This page documents how to submit your changes to us for inclusion.
We manage the submission of patches using the
Gerrit code review tool. This tool
implements a workflow on top of the Git version
control system to ensure that all changes get peer reviewed and tested
prior to their distribution.
Create An Account
Browse to http://review.webmproject.org/ and complete the signup
process. You must register using OpenId.
OpenId provides secure single-sign-on, so you don’t need to create a
new account or remember another password. If you have a Google account
or a Yahoo ID, you’re all set. There are many other OpenID providers
available. You may already have an OpenID.
You will be required to execute a contributor agreement to
ensure that the WebM Project has the rights to distribute your
changes. Individuals can execute this agreement online. Corporations
must submit this agreement via mail or fax. OpenID provides secure
single-sign-on, without revealing your passwords to this website.
Create or Upload your SSH Public Key
You must have an SSH public key to upload changes to Gerrit. GitHub
has some good guides to creating these keys if you haven’t done this
before. This is just a guide — you don’t have to sign up for GitHub
to contribute to WebM.
Upload Your Change
Find the correct URL to push to on the main code
page and determine the branch you want your change to start on by
looking at our
repository layout. You can
set up your Git and SSH configurations to simplify this command line
quite a bit. See the Gerrit
for more information. The command you’ll use is of the general form:
$ git push ssh://firstname.lastname@example.org:29418/projectname HEAD:refs/for/branchname
If you previously uploaded a change to Gerrit and the Approver has
asked for changes, follow these steps:
- Edit the files to make the changes the Approver has requested.
- Recommit your edits using the
$ git commit -a --amend
- Use the same
git pushcommand as above to upload to Gerrit again
for another review cycle.
In general, you should not rebase your changes when doing updates in
response to review. Doing so can make it harder to follow the
evolution of your change in the diff view.
If your commit does not include a ‘Change-Id:’ line in its commit
message, you’ll have to add one. Do so by running
git commit to edit the commit message, and then create a
‘Change-Id: I …’ by using the ID number of the change you’re trying

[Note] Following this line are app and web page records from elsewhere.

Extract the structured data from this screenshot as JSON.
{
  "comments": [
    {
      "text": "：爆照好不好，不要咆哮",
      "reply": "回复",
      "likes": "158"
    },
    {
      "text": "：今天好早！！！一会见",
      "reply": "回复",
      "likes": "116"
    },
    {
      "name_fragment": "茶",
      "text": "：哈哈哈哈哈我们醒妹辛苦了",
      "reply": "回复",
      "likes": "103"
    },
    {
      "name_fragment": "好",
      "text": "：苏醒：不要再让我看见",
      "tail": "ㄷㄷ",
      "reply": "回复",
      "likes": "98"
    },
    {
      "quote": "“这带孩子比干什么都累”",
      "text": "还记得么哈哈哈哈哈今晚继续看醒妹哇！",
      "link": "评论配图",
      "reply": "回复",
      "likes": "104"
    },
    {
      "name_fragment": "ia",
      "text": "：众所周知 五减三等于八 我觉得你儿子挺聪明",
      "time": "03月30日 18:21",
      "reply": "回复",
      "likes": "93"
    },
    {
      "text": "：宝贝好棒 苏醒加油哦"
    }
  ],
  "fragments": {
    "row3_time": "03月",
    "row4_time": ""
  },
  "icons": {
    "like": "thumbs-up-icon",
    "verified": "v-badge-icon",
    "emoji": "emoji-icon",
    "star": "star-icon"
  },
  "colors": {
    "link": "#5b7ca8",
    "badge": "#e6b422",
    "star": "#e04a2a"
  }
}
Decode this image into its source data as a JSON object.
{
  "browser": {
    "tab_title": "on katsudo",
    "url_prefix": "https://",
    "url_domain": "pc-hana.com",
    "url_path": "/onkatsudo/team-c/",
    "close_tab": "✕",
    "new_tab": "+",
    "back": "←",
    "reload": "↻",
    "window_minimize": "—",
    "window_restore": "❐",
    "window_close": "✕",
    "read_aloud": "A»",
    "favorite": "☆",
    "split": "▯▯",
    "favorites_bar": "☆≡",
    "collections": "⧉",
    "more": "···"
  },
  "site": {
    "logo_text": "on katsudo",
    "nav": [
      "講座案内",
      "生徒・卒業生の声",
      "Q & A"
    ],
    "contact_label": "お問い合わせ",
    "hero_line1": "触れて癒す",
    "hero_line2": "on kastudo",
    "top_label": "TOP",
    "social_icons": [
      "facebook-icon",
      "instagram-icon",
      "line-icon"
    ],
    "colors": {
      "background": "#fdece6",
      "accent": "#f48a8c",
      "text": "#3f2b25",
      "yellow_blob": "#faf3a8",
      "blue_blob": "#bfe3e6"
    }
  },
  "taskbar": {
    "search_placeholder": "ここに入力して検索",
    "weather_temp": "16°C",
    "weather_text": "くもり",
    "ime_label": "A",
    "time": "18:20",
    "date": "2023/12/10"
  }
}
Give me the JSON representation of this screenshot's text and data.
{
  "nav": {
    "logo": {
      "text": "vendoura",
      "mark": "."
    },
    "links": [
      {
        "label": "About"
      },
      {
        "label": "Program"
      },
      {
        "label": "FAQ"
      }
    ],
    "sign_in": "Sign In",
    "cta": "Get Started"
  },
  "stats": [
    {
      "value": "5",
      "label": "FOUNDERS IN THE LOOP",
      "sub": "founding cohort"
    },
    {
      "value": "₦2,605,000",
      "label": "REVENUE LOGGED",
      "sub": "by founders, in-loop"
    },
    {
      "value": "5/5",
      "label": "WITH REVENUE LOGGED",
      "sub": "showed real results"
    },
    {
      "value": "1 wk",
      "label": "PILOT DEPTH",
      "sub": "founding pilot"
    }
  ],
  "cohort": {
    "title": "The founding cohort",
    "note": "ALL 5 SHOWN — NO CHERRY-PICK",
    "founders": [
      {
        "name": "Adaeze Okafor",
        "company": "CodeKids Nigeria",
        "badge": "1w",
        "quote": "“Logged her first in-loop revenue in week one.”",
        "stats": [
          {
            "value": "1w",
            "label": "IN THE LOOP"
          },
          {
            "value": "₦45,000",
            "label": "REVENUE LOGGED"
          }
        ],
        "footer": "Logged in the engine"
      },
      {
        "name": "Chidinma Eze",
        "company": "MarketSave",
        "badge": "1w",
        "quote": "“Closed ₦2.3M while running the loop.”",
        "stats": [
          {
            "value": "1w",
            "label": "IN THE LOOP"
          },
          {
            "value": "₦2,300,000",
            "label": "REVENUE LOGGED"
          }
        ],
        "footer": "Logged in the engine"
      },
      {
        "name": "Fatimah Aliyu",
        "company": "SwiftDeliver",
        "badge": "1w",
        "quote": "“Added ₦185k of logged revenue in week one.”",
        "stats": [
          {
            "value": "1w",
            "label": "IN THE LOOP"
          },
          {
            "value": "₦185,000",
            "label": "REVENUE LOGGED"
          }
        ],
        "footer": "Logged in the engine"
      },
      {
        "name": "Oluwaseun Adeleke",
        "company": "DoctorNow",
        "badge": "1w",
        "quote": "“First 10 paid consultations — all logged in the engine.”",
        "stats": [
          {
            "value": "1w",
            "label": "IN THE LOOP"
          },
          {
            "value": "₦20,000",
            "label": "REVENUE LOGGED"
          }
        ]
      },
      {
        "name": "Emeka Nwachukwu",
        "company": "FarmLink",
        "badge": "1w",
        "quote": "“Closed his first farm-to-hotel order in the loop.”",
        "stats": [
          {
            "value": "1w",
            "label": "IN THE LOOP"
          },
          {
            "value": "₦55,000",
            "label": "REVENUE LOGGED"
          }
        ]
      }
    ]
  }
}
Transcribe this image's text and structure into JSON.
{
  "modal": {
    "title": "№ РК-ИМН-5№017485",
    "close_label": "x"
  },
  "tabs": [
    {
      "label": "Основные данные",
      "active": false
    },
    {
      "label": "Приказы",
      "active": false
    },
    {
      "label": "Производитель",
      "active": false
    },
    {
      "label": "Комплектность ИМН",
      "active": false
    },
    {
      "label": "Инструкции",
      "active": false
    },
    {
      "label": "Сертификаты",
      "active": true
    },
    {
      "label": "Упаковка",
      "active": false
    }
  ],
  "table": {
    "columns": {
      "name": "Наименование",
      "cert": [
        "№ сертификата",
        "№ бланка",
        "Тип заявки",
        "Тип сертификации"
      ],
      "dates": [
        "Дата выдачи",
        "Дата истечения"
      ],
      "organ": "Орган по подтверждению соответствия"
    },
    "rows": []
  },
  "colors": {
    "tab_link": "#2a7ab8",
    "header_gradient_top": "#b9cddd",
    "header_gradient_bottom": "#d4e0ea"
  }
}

to update, which can be found using the web UI.
Submitting your Change
Once your change has been Approved and Verified, you can “submit” it
through the Gerrit UI. This will usually automatically merge your
change into the branch you specified, creating a new merge commit in
Git if neccessary. Sometimes this can’t be done automatically. If you
run into this problem, you must rebase or merge your changes manually.
We strongly prefer that you rebase your changes instead of merging
them. To do so, run:
$ git fetch $ git rebase origin/branchname
If you get any conflicts, resolve them as you normally would with git.
When you’re done, reupload your change.
Viewing the status of uploaded changes
To check the status of a change that you uploaded, open Gerrit, sign
in, and click My > Changes.